Behavioural analysis systems, interlinked with trading execution technology, were vital in asset management firm Threadneedle catching a 'rogue trader' last year, analysts have speculated.
Threadneedle claimed today that it had used IT to prevent a $150 million (£95 million) rogue trade from being executed, but has declined to provide further details. It is understood that the City of London Police and regulator the Financial Services Authority are investigating the incident.
The news contrasts with two separate events in recent years, in which traders at UBS and Societe Generale were allegedly able to circumvent control systems in order to execute billions of pounds worth of illegal trades.
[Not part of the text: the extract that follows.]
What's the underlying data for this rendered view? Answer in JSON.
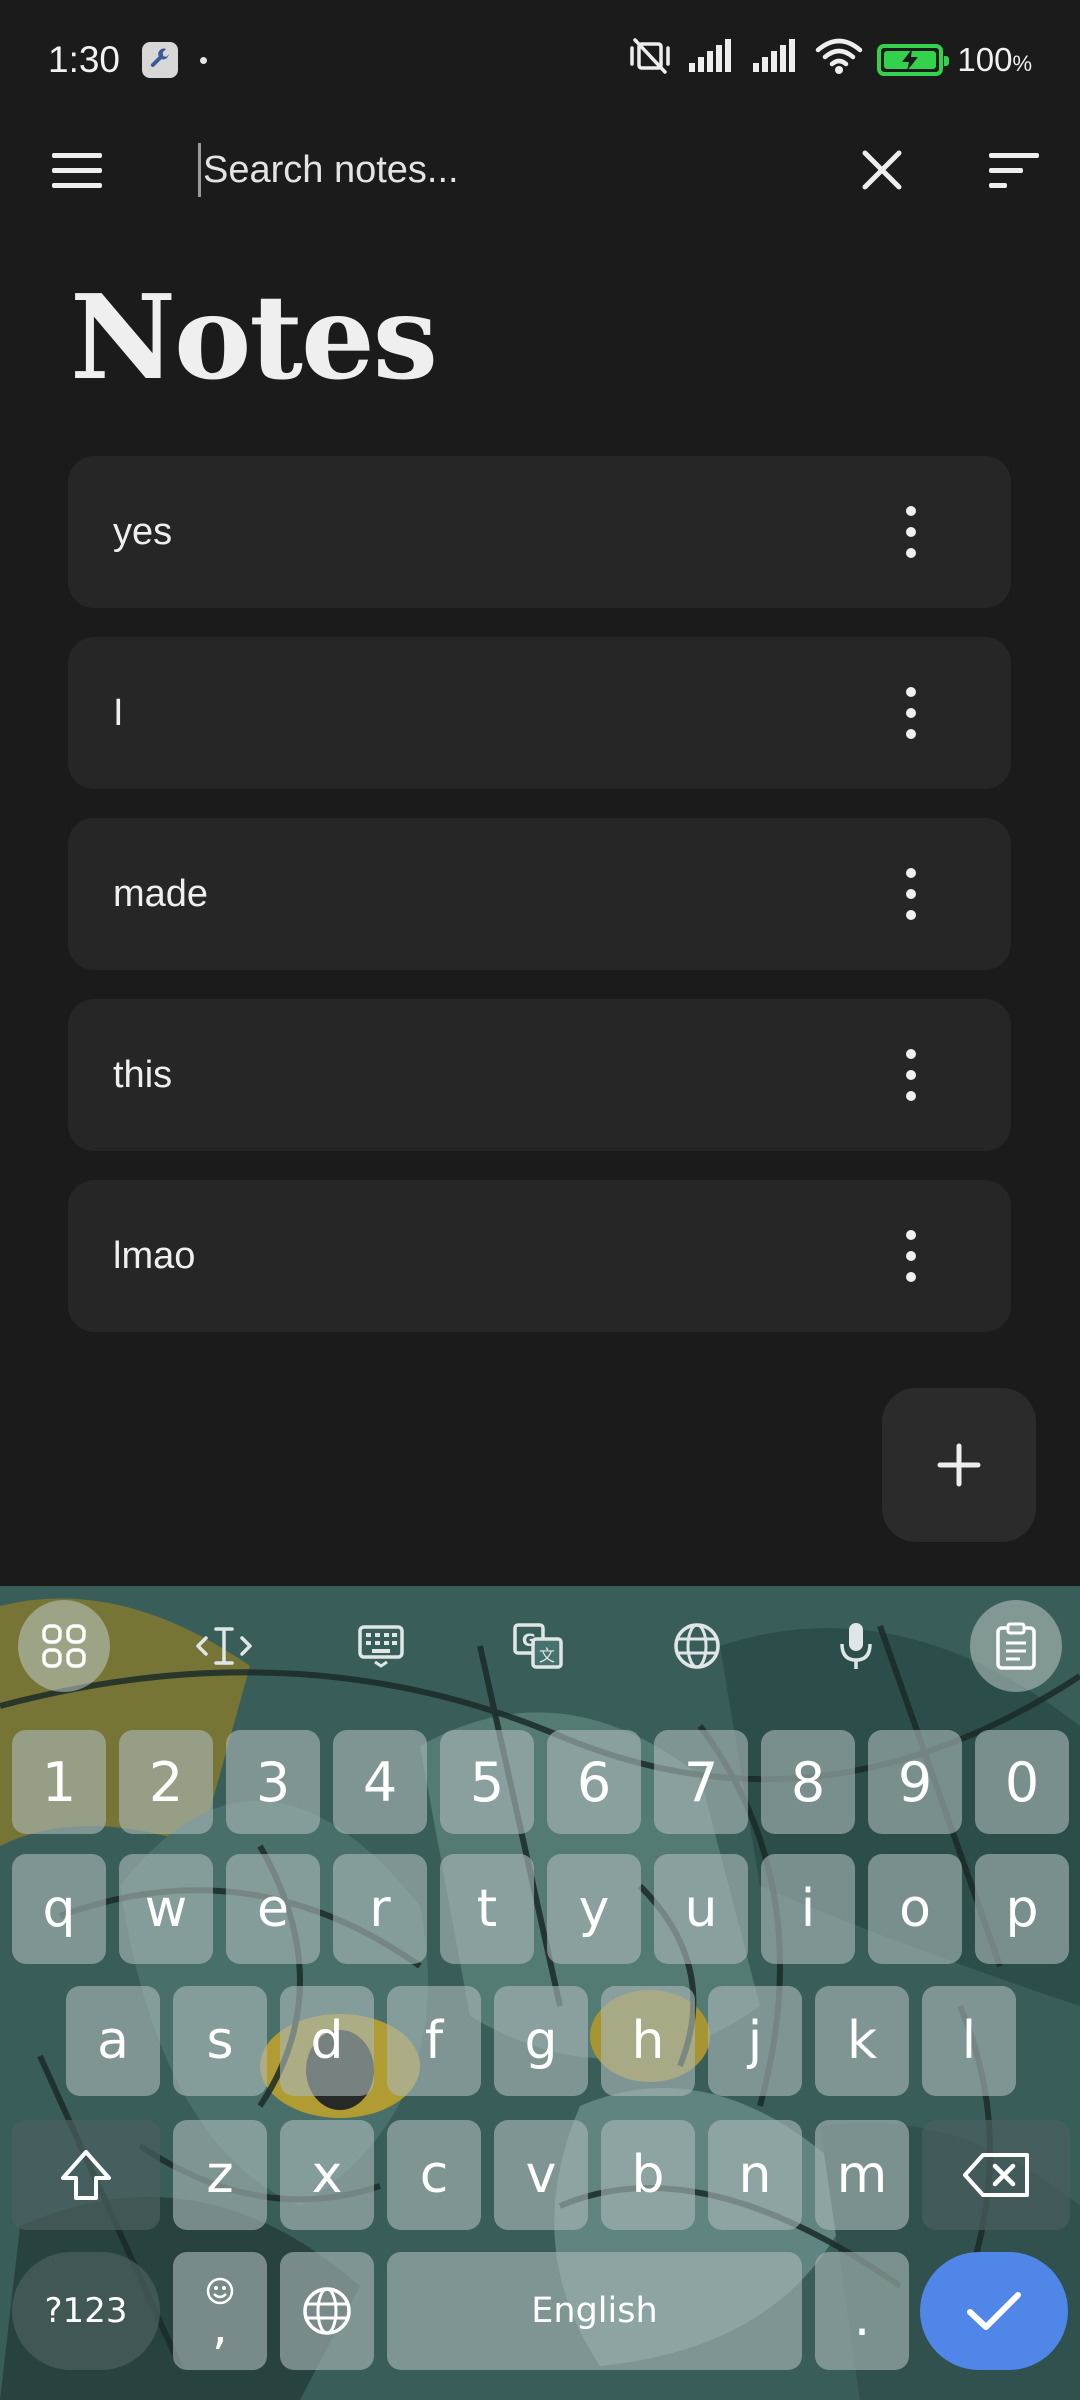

Analysts said behavioural analysis IT systems were likely to have been vital in Threadneedle catching the junior trader before the trade was executed.
"Such analysis systems are able to monitor regular trading behaviour by individual traders and quickly identify when something is way out," said Ralph Silva, managing director at analyst and research firm SRN.
"If the systems are set up wisely, they also allow junior traders very little leeway with their trading limits - straight away they will alert senior managers of anything more than a couple of percentage points beyond a limit and possibly block a trade".
There were risks with blocking trades automatically, however, Silva said: "Supposing a company has built up a position, then blocks a sale - it could then be lumbered with assets it doesn't want to keep on its books." Some firms see this as a disincentive for automated blocking, he explained.
In some cases where systems had failed to help managers catch a rogue trader, Silva said one chain of events could easily take place: "The junior trader calls his manager and says he wants an automatic limit lifted, and it happens because he has a good record. On many cases, even though the limit was only lifted for one trade, months later the company realises it hasn't lowered the limit again - and rogue trades have got through."
"You often also get a situation where it's the IT staff who make the change to the limits in the system, because they come under pressure from traders or management - but they may not be aware of the consequence."
In the case of Threadneedle, Silva said that it was conceivable that if the systems had not successfully identified the problem, the damage could have been much larger than the £95 million being attempted by the trader.
"It could have been a lot worse - what if the trade had gone through, followed by a number of others?" he said. "A lot weighs on where you set the limit for intervention and how effectively you do so."